Mary heard. Slowly Belle edged up on the second place horse. I whispered in her ear,"That’s it, girl! Come on, Belle, you can do it. That’s it!”
Belle shot past the Black horse just as we began the second-and last-lap. I began urging her to run faster suddenly realizing this might be our last chance to catch the first-placer. Belle understood what my body’s pressings meant now. She began to advance on the white horse ahead of us. Every second seemed like an hour to me now. Belle was now neck and neck with the horse. I leaned further forward pushing Belle with all my strength. She charged past and seconds later crossed the finish-first! The crowds gathered in the stands erupted into cheers. I wearily slipped off Belle’s back. Streaks of sweat lined my face but I was happy. Now Cody and I could live a better life than the poor one we had once lived. I looked up at Belle’s face and stroked her neck lovingly and hugged her.

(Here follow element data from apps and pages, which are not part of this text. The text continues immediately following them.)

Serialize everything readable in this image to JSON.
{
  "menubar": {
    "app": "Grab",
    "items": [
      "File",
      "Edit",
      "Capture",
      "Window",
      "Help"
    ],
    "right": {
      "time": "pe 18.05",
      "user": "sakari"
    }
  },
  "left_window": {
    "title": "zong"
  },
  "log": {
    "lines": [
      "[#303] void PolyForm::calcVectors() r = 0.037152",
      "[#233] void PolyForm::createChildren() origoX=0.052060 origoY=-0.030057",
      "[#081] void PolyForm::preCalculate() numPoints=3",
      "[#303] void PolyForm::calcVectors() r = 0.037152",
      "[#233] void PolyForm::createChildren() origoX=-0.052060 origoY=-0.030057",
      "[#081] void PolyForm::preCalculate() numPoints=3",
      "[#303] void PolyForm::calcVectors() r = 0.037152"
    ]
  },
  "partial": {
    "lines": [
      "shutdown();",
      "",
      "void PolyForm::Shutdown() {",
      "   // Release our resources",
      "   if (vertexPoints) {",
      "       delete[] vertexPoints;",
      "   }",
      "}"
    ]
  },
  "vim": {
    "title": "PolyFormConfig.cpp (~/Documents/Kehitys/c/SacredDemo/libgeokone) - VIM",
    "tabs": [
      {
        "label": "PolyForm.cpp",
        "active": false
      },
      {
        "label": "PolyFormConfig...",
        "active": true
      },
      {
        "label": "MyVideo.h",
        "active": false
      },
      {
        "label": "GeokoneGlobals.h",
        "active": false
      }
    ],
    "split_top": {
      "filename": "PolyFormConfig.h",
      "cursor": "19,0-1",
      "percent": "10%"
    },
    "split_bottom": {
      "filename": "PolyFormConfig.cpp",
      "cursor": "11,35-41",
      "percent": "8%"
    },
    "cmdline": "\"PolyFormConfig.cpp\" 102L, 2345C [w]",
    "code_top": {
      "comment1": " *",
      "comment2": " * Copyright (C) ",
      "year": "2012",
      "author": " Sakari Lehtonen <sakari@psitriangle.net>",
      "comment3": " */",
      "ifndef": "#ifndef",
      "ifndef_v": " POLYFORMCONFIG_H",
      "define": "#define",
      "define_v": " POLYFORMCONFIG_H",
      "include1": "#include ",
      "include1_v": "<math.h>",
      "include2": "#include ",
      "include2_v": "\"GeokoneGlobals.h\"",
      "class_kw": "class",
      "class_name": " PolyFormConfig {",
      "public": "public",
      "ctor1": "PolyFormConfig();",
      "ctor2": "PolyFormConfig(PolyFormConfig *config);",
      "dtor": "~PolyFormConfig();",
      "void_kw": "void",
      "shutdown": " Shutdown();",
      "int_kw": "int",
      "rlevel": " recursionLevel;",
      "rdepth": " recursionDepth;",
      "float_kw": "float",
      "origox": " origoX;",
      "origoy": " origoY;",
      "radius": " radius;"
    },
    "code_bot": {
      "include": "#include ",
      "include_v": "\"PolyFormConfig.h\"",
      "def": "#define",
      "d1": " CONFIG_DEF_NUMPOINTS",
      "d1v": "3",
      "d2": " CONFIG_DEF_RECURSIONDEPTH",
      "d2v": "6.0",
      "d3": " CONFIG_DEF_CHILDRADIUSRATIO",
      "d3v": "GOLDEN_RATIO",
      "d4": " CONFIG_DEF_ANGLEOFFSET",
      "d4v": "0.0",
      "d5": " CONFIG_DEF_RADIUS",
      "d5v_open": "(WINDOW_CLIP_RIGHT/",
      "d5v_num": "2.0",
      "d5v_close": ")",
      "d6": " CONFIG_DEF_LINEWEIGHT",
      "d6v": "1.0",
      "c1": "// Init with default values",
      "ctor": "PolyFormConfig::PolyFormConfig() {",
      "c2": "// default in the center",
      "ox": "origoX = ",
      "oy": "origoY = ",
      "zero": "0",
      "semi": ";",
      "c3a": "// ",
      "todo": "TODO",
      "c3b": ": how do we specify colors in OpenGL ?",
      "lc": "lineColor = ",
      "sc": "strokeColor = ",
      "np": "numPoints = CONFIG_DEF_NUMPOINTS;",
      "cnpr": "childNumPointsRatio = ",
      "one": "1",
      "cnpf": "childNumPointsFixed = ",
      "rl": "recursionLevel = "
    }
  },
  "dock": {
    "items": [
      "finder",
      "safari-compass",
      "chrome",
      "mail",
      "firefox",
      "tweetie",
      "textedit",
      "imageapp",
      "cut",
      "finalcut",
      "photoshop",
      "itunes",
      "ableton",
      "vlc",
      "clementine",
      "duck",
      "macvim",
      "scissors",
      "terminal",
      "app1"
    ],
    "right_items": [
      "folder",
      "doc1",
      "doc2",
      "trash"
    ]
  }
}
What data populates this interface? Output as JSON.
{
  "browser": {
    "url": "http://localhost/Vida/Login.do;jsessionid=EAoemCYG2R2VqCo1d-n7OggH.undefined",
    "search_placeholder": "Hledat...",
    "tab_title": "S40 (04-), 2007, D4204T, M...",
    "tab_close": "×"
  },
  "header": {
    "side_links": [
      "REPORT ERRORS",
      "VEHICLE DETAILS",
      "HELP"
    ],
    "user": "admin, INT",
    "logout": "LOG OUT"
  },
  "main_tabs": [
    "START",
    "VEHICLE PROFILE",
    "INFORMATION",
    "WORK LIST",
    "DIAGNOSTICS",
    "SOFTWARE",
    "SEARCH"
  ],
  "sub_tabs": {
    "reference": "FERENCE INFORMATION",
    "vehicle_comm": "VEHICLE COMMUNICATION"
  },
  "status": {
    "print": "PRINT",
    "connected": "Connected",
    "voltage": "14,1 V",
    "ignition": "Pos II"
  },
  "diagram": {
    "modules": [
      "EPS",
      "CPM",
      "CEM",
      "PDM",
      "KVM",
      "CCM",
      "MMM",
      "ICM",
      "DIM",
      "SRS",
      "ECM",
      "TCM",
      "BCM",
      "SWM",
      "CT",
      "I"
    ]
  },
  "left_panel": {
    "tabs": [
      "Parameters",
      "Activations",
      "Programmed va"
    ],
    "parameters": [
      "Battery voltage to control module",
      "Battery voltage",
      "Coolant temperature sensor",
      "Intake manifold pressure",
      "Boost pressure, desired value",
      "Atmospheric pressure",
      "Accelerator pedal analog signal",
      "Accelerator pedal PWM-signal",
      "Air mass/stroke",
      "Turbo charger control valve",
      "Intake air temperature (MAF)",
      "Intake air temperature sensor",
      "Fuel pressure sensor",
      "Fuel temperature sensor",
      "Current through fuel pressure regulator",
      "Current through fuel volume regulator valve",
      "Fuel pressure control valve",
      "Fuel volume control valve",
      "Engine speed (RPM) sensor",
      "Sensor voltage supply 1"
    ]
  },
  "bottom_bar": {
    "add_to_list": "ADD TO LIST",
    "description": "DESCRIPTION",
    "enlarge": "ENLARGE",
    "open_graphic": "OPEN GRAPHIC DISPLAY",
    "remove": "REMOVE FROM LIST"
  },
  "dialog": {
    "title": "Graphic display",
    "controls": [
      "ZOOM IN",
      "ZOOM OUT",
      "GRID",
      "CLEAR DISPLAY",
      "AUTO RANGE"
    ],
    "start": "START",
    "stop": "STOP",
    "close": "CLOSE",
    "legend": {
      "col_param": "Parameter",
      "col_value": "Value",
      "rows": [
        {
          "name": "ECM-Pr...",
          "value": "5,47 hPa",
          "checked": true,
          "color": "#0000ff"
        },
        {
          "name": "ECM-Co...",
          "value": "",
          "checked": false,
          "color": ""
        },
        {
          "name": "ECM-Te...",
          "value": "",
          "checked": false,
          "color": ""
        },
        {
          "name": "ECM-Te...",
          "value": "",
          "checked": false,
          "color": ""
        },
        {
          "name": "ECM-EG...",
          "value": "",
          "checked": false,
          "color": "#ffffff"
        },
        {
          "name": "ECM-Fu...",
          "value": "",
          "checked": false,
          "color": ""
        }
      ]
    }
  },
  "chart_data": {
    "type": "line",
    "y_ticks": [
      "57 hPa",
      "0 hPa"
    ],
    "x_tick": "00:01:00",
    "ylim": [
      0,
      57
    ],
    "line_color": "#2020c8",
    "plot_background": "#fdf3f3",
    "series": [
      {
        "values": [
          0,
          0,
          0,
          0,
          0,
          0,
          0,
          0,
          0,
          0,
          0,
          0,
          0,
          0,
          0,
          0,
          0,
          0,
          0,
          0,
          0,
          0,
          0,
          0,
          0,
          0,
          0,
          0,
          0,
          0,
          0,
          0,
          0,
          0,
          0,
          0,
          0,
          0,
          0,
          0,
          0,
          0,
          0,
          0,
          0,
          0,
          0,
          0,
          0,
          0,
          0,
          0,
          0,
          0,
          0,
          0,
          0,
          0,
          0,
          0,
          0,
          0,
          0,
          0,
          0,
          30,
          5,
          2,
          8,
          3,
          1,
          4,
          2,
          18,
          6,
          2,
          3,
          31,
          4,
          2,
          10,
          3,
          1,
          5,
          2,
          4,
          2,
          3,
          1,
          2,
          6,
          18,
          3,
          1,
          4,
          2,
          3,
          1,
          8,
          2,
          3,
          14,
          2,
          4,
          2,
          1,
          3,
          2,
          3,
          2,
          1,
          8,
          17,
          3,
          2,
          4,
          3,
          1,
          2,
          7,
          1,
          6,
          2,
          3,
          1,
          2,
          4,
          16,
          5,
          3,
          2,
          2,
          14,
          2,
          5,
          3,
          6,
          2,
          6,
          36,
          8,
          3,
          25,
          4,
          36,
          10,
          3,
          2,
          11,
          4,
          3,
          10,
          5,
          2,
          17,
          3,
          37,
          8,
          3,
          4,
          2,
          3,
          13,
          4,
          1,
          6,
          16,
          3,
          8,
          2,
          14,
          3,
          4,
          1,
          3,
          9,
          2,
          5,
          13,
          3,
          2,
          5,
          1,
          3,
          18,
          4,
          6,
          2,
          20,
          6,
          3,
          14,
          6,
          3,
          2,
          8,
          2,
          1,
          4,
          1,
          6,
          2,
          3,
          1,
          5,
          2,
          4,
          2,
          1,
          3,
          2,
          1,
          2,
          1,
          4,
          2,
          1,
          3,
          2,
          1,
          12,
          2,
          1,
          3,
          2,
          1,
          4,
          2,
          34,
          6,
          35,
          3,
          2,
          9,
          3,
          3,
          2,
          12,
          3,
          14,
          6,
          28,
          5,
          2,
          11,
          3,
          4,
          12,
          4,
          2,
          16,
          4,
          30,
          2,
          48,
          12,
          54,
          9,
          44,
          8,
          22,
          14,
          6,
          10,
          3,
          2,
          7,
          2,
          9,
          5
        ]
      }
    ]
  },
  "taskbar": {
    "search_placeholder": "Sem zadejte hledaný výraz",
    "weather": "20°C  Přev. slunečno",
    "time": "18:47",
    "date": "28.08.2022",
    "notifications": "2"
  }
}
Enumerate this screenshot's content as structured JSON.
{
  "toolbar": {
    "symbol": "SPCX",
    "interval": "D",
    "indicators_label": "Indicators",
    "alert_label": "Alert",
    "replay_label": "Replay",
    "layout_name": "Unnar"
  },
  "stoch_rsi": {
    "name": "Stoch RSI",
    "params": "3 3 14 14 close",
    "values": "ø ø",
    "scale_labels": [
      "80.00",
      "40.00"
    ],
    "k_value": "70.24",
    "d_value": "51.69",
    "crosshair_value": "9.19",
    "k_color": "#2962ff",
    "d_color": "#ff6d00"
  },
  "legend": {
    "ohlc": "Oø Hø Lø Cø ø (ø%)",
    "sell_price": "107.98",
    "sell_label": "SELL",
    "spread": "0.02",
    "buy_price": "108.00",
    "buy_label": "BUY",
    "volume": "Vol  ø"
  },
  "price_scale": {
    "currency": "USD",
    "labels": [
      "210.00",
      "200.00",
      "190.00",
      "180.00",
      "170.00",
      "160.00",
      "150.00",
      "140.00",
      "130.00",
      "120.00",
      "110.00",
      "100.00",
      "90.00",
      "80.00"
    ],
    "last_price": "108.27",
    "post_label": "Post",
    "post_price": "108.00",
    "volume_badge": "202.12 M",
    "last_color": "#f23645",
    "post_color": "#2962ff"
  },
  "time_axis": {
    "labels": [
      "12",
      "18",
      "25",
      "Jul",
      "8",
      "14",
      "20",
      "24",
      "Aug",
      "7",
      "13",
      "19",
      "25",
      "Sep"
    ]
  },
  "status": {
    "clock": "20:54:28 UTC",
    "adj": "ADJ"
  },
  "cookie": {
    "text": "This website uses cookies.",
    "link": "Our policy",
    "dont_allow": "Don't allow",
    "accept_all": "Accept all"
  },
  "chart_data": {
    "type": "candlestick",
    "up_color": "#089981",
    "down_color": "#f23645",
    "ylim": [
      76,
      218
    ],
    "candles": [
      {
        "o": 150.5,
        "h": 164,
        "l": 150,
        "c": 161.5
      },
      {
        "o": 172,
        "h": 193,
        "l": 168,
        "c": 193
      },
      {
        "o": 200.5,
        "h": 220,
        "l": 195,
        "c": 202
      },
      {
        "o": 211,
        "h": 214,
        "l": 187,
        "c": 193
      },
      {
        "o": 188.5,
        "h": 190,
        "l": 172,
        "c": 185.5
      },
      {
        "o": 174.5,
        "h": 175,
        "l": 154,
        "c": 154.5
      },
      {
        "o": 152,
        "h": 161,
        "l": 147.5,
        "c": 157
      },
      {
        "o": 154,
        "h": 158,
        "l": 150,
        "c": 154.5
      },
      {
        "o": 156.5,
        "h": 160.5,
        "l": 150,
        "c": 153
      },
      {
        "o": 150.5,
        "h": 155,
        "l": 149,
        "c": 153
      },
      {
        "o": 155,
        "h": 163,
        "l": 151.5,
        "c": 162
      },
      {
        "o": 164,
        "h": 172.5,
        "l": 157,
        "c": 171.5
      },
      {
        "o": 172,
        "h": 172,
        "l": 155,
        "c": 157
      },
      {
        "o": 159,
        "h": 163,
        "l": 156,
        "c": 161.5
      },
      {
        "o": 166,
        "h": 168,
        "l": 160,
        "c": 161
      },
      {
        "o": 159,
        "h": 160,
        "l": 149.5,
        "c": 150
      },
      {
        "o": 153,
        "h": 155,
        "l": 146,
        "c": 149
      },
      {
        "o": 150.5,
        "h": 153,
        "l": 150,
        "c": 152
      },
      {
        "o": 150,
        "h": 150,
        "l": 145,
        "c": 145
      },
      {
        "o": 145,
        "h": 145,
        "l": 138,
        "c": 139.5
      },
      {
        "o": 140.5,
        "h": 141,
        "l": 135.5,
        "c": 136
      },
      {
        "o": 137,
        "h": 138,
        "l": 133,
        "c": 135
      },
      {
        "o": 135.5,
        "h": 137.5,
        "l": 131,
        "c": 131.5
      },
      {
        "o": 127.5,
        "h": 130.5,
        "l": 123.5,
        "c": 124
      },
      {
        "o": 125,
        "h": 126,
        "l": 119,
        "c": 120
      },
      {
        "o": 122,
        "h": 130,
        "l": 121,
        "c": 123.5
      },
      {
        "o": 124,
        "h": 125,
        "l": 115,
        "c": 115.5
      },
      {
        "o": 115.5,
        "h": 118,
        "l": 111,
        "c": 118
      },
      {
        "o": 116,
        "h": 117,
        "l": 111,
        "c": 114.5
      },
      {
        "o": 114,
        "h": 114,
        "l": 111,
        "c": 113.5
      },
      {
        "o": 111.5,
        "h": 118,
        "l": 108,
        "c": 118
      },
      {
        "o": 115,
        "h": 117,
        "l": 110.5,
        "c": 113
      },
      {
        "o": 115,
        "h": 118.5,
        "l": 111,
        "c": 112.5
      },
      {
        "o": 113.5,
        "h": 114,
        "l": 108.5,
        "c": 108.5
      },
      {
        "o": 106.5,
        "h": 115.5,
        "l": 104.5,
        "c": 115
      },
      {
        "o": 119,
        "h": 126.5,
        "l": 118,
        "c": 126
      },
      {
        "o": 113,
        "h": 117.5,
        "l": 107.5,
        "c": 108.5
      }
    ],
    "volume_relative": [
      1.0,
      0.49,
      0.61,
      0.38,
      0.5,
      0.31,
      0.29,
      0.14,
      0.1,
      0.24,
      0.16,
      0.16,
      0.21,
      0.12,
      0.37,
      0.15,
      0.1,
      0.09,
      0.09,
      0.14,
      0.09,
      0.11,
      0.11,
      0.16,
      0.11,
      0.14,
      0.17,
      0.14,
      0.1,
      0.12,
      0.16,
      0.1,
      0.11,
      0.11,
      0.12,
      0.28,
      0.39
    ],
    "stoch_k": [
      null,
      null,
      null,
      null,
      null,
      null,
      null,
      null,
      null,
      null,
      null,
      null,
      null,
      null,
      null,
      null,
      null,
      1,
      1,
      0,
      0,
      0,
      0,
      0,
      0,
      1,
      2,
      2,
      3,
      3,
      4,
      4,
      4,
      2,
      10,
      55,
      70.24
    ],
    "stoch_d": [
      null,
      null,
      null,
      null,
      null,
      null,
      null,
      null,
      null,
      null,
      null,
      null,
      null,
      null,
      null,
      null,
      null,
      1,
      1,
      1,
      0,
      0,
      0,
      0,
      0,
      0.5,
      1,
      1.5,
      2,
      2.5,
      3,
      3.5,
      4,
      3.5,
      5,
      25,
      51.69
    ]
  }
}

“I knew you could do it,” I whispered.
Now I stand on another dusty track, this one in New York City. Enthusiastic crowds celebrate with me my fifteenth victory. Standing silent at my side is Belle, Four-year-old Champion of Two years. Looking around I hope that more days like this will come, days of victory, days of joy, days of excitement. And all of these days with the one horse I would give my life for--Belle.